After staring at my suitcase in the corner for several days, I decided to unpack my luggage as well as my thoughts from a week at the 2017 RSA Conference. Spending time with 43,000 of my closest friends – a record setting number of attendees – I was once again struck by how slowly things change in a fast-paced world. My takeaways, in no particular order:
We’re still talking about… Here’s where you can fill in the topic of your choice. If you talked about it in 2016, we were still talking about it at RSA 2017. Very few, if any, cybersecurity issues have been solved in the past 12 months. There is one significant year-over-year difference: a deeper sense of frustration and a greater sense of urgency that “something” must change in 2017 due to the ever increasing number and severity of cyberattacks. What that “something” is is TBD.
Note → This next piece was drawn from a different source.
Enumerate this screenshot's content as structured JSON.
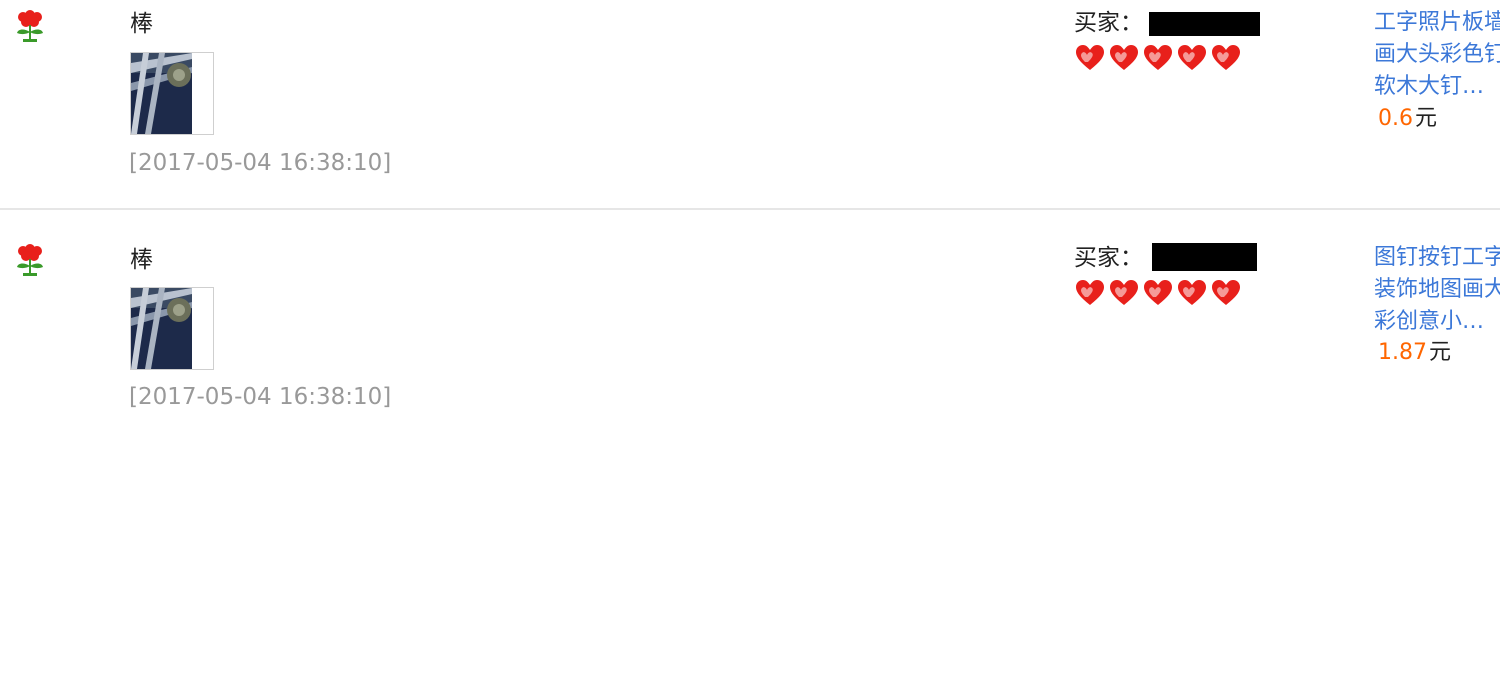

Lessons from Kidnappers. There was an odd buzz around RSA regarding the growth of ransomware and how to defeat the data-nappers. Holding data hostage is becoming a cottage industry (more like a McMansion industry) just as Kidnapping & Ransom (K & R) is in certain countries. A number of cyber experts speaking on the topic at RSA 2017 believe there are lessons to be learned from K & R pros, ranging from insurance to defensive measures.
Show me the money! Where there are start-ups and emerging tech, there are investors. The trend this year seemed to follow a key customer trend: Simple is better. Tech that is easy to install and use that reduces complexity for security teams got plenty of attention from everyone. Complex, performance degrading solutions didn’t.
End of the road. What also didn’t get plenty of attention was endpoint protection. With more than 200 endpoint security vendors, investors and customers alike grumbled that there were too many vendors who offered too many “me too” products. More than one speaker predicted in a Game of Thrones-like manner that “Consolidation is coming.”
Show me the money, Part II. Cybersecurity guru Jeremiah Grossman continued his crusade to improve security outcomes by challenging RSA attendees to ask vendors if they offer a product guarantee. Grossman has identified that six companies have now answered the call. (Full disclosure – Waratek launched our $10,000 No False Positives Guarantee at RSA.)
Best of Show. UnifyID, which bills itself as the first holistic implicit authentication platform designed for online and offline use, won the RSA 2017 Innovation Sandbox Award.
Best of Show, Part II. In a sea of vendor exhibits with elaborate multi-story structures, see-through television screens and open bars, one small company stood out for the simplicity and appropriateness of their tchotchke: a tinfoil hat.
James E. Lee is Executive Vice President of US-based Waratek Inc. He spent the week at RSA 2017 so you didn’t have to go. Contact James to learn more about Waratek’s No False Positives Guarantee at firstname.lastname@example.org